→ **DATASET CONTENT**
········

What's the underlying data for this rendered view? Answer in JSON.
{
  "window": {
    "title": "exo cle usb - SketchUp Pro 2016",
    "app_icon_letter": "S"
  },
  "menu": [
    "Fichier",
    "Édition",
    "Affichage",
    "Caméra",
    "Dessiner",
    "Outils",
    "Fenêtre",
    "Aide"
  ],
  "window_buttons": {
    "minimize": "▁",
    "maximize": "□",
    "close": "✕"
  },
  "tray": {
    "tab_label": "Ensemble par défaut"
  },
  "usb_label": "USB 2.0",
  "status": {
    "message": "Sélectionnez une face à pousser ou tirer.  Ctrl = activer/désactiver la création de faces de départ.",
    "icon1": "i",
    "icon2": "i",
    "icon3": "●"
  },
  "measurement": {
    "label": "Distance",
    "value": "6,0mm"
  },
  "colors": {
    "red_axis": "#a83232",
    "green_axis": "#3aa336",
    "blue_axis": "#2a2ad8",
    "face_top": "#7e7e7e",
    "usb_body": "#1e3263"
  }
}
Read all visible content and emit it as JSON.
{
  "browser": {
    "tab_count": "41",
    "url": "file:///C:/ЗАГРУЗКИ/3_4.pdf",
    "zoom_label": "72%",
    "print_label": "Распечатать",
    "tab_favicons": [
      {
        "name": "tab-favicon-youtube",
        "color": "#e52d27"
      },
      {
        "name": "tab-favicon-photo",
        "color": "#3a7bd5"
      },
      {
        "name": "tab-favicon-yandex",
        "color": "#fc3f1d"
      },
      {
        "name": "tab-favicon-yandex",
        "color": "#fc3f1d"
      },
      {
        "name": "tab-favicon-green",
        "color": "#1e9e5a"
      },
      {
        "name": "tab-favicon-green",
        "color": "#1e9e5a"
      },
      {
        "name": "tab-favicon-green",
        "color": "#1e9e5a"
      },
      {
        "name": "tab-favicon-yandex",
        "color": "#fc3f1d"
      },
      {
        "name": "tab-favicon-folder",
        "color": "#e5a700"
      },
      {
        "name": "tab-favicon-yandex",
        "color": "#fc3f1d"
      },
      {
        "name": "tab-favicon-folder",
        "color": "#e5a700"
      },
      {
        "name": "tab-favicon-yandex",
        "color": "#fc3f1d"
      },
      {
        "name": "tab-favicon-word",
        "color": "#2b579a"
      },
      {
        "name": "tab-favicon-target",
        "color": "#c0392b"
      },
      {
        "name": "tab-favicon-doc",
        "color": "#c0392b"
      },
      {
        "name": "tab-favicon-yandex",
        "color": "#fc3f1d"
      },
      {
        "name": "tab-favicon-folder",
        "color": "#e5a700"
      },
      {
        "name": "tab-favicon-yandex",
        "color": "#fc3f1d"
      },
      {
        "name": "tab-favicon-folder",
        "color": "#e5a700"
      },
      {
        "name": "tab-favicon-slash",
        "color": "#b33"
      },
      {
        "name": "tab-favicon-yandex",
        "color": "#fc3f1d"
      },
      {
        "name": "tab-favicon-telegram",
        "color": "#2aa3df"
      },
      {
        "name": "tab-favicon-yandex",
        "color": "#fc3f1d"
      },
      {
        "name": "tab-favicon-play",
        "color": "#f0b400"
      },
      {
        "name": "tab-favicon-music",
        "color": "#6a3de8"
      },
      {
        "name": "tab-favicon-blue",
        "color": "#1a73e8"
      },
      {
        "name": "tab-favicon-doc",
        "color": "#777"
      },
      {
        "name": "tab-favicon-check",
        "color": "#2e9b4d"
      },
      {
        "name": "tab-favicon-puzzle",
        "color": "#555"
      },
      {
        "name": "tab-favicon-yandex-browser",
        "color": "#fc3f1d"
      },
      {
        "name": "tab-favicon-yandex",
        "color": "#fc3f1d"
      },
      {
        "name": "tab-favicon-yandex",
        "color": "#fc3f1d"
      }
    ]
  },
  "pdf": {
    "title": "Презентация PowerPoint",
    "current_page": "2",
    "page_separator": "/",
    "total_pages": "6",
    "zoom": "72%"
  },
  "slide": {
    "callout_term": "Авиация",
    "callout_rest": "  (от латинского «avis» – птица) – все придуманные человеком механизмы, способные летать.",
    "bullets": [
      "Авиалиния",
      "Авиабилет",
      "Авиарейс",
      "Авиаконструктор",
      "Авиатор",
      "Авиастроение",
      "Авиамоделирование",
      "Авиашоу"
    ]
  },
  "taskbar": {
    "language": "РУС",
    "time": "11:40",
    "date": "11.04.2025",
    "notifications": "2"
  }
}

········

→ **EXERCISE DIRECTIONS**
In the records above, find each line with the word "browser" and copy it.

→ **ANSWER TO THIS TASK**
  "browser": {
        "name": "tab-favicon-yandex-browser",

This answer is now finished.